 The Island of Kapingamarangi is an oval ring of coral reef, 6 to 8 miles in diameter. (See Map, Fig. 1.) The rim of this reef varies from 300 to 1300 yards in width and is a foot under water at high tide, except for the 33 sand islets a few feet above sea level which form a crescent of islets on the eastern, or windward, half of the circular reef. The land is within an area where rain squalls drench the coral soil frequently enough to support a lofty and lush vegetation of fruit-bearing trees; the coconut, breadfruit, and pandanus. In the several acres of swamp land at the center of the larger islets, taro has been planted. Wells on these larger islets supply drinkable water. A break in the southwest quadrant of the atoll ring affords a pass wide and deep enough to permit the entry of vessels of 12-foot draught. The lagoon has numerous shoals, sand banks, and coral heads, but also wide expanses of deep water.

The largest of the islets, Hare, is 1.29 miles long and 500 feet wide; the smallest is about 30 yards in diameter. A reef flat connects all the islets and extends oceanward to a distance of 50 to 250 yards. The lagoon shore of most of the islets has a sandy beach ideal for launching and hauling up canoes from the adjacent shallow waters of the lagoon. It is along the sheltered lagoon beaches that the people live and carry on most of their activities.  (Material Culture of Kapingamarangi, Buck 1950 p.5)

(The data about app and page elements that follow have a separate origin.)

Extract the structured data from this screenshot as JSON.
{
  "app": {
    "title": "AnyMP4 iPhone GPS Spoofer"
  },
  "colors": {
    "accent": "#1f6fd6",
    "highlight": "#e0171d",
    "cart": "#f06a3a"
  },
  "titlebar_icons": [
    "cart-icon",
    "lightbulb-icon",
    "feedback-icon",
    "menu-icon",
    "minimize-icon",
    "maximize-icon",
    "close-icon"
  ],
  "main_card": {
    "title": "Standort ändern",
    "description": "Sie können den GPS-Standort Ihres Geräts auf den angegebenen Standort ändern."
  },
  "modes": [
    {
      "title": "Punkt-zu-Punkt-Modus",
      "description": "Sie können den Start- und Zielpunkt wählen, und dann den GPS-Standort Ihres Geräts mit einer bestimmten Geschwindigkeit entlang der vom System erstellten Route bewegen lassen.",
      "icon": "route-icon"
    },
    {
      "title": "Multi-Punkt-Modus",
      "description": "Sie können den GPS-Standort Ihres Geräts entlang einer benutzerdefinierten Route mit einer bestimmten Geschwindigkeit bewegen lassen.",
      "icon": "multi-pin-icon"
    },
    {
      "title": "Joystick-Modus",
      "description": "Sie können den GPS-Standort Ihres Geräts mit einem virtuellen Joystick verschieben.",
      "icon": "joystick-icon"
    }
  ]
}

For a more detailed depiction of the atoll please see the charts of Kapingamarangi depicting names of places, reefs and coral heads. (Appendix L: Place names, Reefs, Coral heads (Lieber, 1974: p.47,48)